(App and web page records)
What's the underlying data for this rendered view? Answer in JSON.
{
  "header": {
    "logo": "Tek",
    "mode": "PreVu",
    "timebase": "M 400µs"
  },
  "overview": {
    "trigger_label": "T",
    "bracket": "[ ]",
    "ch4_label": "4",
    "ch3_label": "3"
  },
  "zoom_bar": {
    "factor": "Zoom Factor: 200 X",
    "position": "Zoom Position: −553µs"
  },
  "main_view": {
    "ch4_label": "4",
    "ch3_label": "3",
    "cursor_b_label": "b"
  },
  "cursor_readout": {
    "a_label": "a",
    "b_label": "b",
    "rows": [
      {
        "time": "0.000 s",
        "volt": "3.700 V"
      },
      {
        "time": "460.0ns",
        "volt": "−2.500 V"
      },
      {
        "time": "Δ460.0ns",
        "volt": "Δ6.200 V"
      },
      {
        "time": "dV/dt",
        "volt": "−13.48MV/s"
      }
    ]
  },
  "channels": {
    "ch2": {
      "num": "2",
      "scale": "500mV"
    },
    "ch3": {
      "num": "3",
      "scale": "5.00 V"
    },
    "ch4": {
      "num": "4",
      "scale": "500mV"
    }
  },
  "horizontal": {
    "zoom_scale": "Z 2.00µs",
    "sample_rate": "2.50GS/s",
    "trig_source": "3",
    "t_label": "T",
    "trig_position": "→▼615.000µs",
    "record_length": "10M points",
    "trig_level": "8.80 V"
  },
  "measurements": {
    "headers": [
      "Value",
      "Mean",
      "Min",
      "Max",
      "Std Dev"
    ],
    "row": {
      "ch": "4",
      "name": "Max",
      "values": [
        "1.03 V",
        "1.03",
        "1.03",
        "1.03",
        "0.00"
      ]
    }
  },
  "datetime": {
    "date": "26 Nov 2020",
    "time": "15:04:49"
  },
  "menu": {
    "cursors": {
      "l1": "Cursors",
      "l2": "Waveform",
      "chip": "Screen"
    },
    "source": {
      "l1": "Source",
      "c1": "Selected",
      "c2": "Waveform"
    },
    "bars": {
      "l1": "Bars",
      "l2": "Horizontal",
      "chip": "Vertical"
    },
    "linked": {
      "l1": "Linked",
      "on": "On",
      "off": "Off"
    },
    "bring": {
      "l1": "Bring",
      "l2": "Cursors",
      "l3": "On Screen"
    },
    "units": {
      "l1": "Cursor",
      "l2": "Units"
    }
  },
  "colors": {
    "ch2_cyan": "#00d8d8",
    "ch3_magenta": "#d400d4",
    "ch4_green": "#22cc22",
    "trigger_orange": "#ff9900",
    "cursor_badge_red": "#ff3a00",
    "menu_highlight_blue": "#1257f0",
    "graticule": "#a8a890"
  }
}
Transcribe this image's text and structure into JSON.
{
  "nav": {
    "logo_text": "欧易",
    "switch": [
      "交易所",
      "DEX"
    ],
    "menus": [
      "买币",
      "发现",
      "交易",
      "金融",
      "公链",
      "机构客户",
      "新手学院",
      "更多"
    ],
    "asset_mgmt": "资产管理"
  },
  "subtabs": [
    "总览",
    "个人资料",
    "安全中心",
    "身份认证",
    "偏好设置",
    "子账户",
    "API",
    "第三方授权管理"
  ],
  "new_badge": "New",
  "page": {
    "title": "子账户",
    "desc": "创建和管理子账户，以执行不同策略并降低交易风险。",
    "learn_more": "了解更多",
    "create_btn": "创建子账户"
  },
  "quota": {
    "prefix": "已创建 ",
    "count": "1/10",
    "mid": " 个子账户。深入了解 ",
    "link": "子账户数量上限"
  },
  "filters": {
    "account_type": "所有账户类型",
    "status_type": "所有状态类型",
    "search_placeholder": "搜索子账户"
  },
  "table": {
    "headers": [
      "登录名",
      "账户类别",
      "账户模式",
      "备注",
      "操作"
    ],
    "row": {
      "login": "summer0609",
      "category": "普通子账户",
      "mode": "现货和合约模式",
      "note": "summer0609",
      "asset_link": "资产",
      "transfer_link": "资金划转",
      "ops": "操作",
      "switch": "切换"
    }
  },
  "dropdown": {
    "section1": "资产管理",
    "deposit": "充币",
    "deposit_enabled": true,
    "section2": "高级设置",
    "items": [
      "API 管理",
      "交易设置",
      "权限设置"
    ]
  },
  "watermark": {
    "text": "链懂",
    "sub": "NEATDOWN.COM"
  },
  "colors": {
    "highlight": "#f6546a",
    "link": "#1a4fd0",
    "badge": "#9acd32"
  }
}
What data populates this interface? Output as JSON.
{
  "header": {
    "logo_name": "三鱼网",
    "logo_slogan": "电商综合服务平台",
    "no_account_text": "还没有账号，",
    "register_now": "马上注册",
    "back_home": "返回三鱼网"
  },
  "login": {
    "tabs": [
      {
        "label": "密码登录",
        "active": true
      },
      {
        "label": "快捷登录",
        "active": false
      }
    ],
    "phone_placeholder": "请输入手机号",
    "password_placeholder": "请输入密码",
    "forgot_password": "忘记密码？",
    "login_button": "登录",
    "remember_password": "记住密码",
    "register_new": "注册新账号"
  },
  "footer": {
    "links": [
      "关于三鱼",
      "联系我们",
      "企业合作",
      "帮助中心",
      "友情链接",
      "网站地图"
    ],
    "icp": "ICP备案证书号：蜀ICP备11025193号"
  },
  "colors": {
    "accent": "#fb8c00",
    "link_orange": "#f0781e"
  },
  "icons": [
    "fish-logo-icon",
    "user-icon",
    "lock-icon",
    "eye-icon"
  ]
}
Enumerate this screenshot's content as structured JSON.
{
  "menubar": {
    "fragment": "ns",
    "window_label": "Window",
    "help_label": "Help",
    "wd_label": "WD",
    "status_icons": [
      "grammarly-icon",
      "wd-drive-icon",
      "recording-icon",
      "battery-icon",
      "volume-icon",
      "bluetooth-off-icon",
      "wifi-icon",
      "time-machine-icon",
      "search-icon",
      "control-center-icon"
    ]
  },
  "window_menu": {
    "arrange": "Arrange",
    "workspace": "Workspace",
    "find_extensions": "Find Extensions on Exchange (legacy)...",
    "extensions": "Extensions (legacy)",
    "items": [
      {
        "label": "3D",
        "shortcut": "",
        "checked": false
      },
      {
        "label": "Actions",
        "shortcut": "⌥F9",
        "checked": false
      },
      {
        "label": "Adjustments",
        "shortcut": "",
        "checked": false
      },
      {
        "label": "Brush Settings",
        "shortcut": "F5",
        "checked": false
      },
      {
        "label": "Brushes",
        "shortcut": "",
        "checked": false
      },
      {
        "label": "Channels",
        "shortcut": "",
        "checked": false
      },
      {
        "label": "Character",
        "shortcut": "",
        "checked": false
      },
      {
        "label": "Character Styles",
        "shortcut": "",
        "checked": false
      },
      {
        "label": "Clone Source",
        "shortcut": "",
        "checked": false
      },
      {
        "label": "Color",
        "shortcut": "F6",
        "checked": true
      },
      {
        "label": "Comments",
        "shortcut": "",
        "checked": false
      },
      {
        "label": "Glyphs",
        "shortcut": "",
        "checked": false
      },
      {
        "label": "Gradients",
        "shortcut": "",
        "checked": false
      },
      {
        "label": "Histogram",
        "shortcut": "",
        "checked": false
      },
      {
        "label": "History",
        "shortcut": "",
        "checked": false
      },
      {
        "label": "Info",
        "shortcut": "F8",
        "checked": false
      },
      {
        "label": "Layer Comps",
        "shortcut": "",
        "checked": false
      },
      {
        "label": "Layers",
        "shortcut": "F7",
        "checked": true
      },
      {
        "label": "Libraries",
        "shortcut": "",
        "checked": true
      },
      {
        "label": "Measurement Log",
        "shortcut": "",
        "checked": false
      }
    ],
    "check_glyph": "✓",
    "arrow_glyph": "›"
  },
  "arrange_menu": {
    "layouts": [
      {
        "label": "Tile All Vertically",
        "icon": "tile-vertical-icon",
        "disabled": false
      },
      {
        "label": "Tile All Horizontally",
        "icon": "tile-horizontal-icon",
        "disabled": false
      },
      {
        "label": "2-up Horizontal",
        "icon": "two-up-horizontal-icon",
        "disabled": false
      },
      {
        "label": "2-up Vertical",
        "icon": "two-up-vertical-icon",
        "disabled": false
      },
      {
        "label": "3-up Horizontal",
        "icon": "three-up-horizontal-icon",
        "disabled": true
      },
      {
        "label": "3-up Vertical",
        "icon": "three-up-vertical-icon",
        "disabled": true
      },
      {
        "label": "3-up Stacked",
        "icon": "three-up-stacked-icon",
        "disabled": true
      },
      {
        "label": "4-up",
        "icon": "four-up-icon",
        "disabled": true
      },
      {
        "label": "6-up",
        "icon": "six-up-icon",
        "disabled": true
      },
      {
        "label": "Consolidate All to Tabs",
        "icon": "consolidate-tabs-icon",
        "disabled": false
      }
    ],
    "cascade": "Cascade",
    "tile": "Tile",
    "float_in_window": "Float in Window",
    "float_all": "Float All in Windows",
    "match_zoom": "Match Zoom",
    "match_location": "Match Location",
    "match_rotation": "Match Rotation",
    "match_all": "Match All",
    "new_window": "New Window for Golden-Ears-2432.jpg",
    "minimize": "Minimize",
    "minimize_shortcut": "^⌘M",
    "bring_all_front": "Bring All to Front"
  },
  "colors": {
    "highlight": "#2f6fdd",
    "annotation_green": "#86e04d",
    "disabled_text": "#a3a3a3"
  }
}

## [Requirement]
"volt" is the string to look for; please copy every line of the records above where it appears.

## [Completed task]
        "volt": "3.700 V"
        "volt": "−2.500 V"
        "volt": "Δ6.200 V"
        "volt": "−13.48MV/s"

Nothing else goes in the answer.